Wednesday, September 17, 2014

Week 62

September 16, 2014
X-ka k'ij. I hope everyone had a most excellent 15 de Septiembre, the Independence Day here in Central America. On the 14th I was in Zaragoza, where there are always fiestas and man, they were getting ready for a pretty great celebration. Everything here in Patzicia always seems a little more gloomy and drizzly. I don't think the people threw quite a great a party (at least I didn't see anyone dancing on top of buses in motion like I did last year). However, I can't talk since we used the day (which was our P day) to defrost the freezer. It was as fun as it sounds.

Things have been going well in our area. Too well in fact. A few days ago the stake president talked to us and said that he was going to ask President Markham to put missionaries back in Zaragoza. Pretty sad because I love that city so much. We've just started teaching a big, really prepared family there in Zaragoza that came to church for the first time this Sunday. They're really prepared and it's well worth the 10 or 15 Quetzales we have to spend to travel out to their aldea (a little group of houses a ways away from the main city).

Also, a few days ago we knocked on the door of Antonio, the really great grandpa who we used to always have Family Home Evenings with but who fell back into his old addiction to alcohol. He answered to door and we found out that after 6 weeks straight of drinking he was finally sober again. He certainly looked a little the worse for wear. He had lost a lot of weight, hadn't shaved well, and was wearing dirty clothes, but I was so incredibly happy to hear his normal voice again. I think I experience a little bit of the joy our Heavenly Father feels when we repent. I was sad for all the suffering he had passed through but all that was forgotten in how overjoyed I was to have him back again. I felt the Spirit really strongly as I taught him about how it is only through the Atonement of Jesus Christ that we can overcome our weaknesses and faults. We can't do it on our own. That was something I really needed to hear myself. These things are always easier to recognize in other people. Accurate introspection is really hard. Ay yayay (not sure if that's the right spelling in English, but we'll do it.)

P.S. here's a picture of Elder Hintze and me at a meeting we had with Elder Ochoa last Thursday. He's one of the elders who entered the field with me and is probably one of the most pilas missionaries I've ever met. Yep, we finally ended up wearing the same tie we both brought from the States.
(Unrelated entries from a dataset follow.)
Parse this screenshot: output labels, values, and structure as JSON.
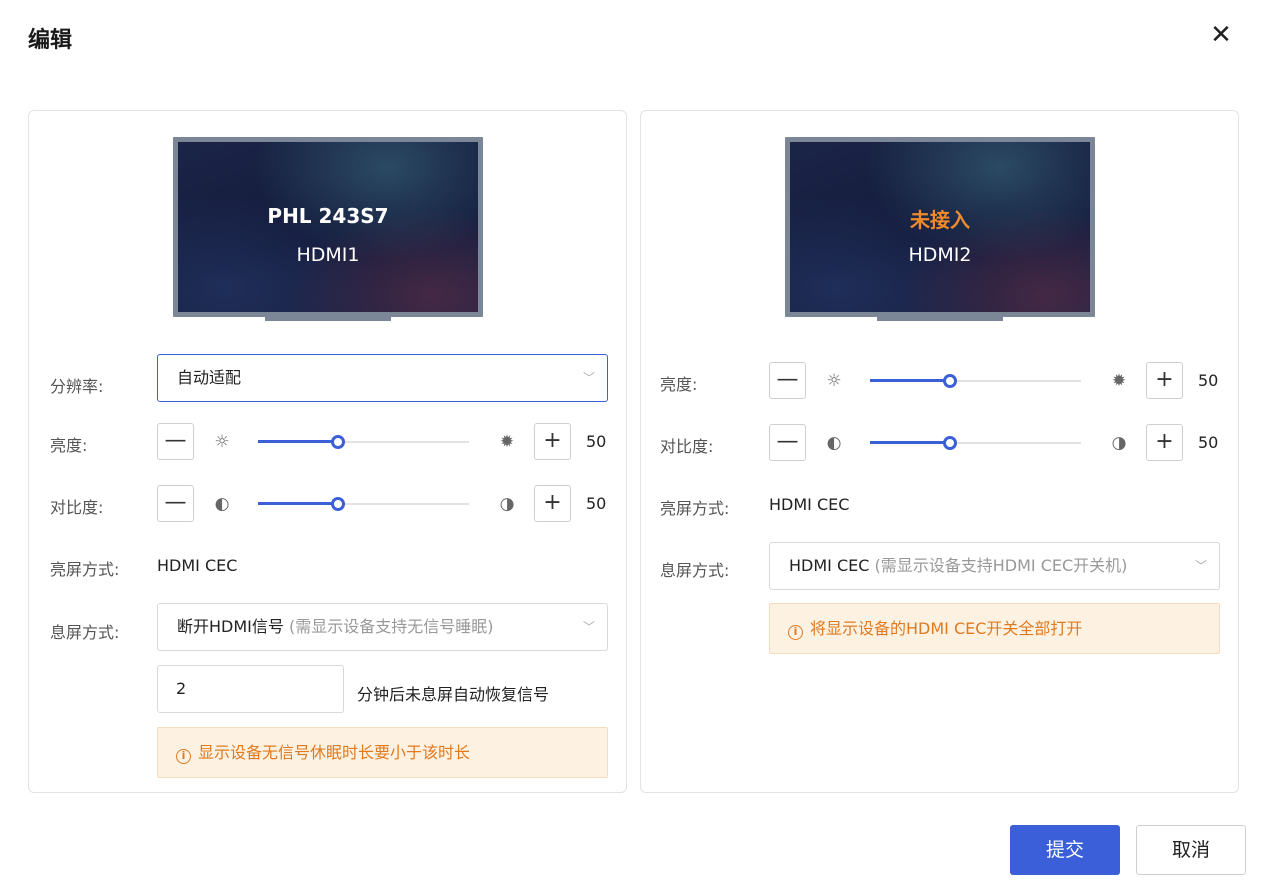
{
  "dialog": {
    "title": "编辑",
    "close_icon": "close-icon"
  },
  "left": {
    "monitor": {
      "name": "PHL 243S7",
      "port": "HDMI1"
    },
    "resolution": {
      "label": "分辨率:",
      "value": "自动适配"
    },
    "brightness": {
      "label": "亮度:",
      "value": 50,
      "percent": 38,
      "minus": "—",
      "plus": "+"
    },
    "contrast": {
      "label": "对比度:",
      "value": 50,
      "percent": 38,
      "minus": "—",
      "plus": "+"
    },
    "screen_on": {
      "label": "亮屏方式:",
      "value": "HDMI CEC"
    },
    "screen_off": {
      "label": "息屏方式:",
      "value": "断开HDMI信号",
      "hint": "(需显示设备支持无信号睡眠)"
    },
    "minutes": {
      "value": "2",
      "suffix": "分钟后未息屏自动恢复信号"
    },
    "warning": "显示设备无信号休眠时长要小于该时长"
  },
  "right": {
    "monitor": {
      "name": "未接入",
      "port": "HDMI2"
    },
    "brightness": {
      "label": "亮度:",
      "value": 50,
      "percent": 38,
      "minus": "—",
      "plus": "+"
    },
    "contrast": {
      "label": "对比度:",
      "value": 50,
      "percent": 38,
      "minus": "—",
      "plus": "+"
    },
    "screen_on": {
      "label": "亮屏方式:",
      "value": "HDMI CEC"
    },
    "screen_off": {
      "label": "息屏方式:",
      "value": "HDMI CEC",
      "hint": "(需显示设备支持HDMI CEC开关机)"
    },
    "warning": "将显示设备的HDMI CEC开关全部打开"
  },
  "footer": {
    "submit": "提交",
    "cancel": "取消"
  },
  "colors": {
    "accent": "#3a5fd9",
    "warning": "#e07a1f",
    "warning_bg": "#fdf1e2"
  }
}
Awkward...

1 comment:

  1. Elder Hintze is from our ward in Centerville. Say Hi to him from us next time you see him. I love reading your blog Josh. Great job as a missionary. From Aunt Eileen (Sister Healy)